The library is open to researchers, students, collection managers and exhibition designers. It also welcomes anyone who can demonstrate a particular interest for the areas covered.
The 200m2 reading room, located on level 4, has seating for 28 and four computer stations. The mezzanine and its storerooms on level 3 provide 465m2 or over one linear kilometre in storage.
*Libraries belonging to the CADIST network (centre for acquisition and diffusion of scientific and technical information) are national reference institutions in France. As such they also belong to the national network SUDOC (university documentation system) with its combined catalogue of libraries from institutions of higher education.
The library is open Monday through Friday, 10:00 am to 6:00 pm.
Tél. +33 (0)1 44 05 73 81
- 30,000 books, 800 journals and 30,000 off-prints
- Free access to 10,000 books and the most recent editions of roughly 100 journals
- Remote access to 12,000 digitalized documents
- Seating for 28
- 4 computer stations
- Loan of documents and loan between libraries for MNHN personnel and students.

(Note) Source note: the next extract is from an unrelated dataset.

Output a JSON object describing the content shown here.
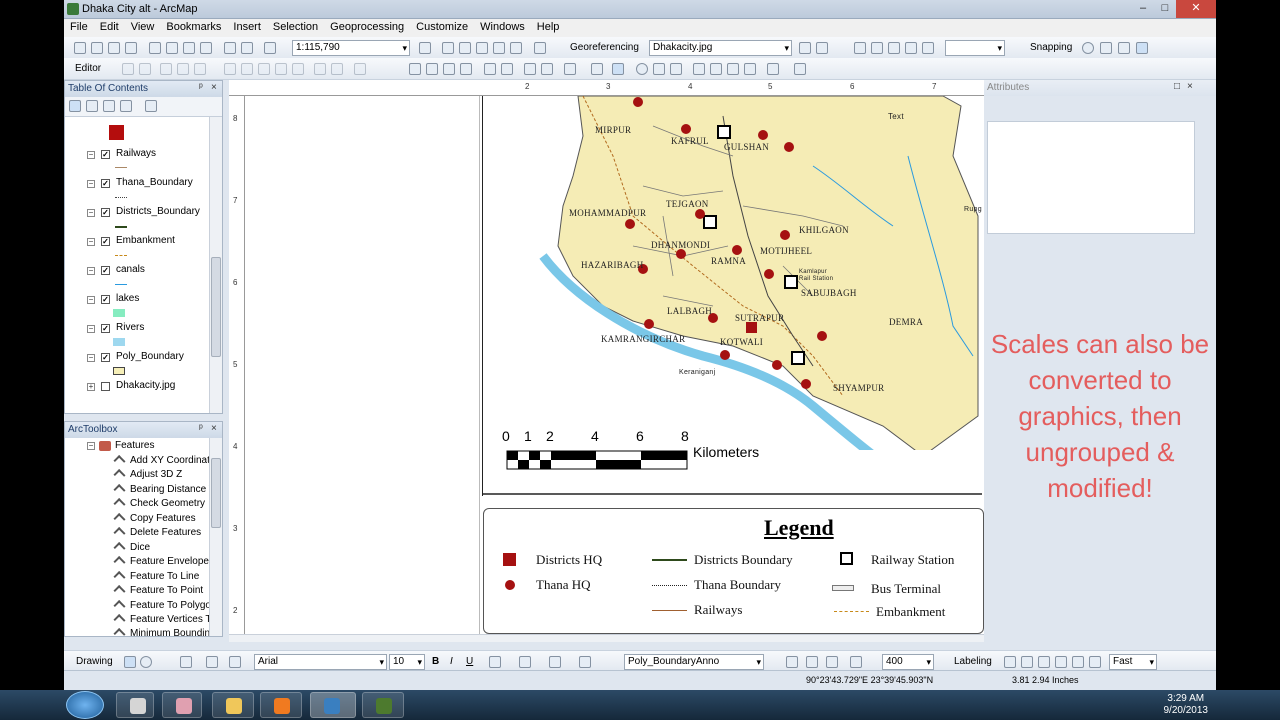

- Shuttle service for documents from the MNHN’s central library
- Free (mandatory) registration
Catalogue and website:
Yvonne Oddon (1902-1982)
Born in 1902 at Gap, Yvonne Oddon was a leading figure in the transformation of French libraries, as well as a French Resistance fighter. Following studies at the American School on the rue de l’Elysée, a school for library studies created after World War I in Paris, she was hired as the librarian for the Trocadero Ethnography Museum in 1929. Thanks to a grant from the Rockefeller Foundation, she left for the United States in 1934 to enrich her know-how, returning to Paris the following year. In 1937, the Ethnography Museum became the Musée de l’Homme and moved into its new location. Yvonne Oddon redesigned the library of the new museum, imposing American standards for the architecture of the library (public access and classification systems). It proved to be a major turning point in the management of research libraries.
In 1940, she helped form the Musée de l’Homme network of the French Resistance. She was arrested in 1942 deported to Germany. She was liberated in 1945, but weakened by her experience, she didn’t return to her position until April 1946. Her name remains attached to Bach’s 1930 Guide du bibliothécaire (librarians guide), to which she actively contributed. Yvonne Oddon died in 1982.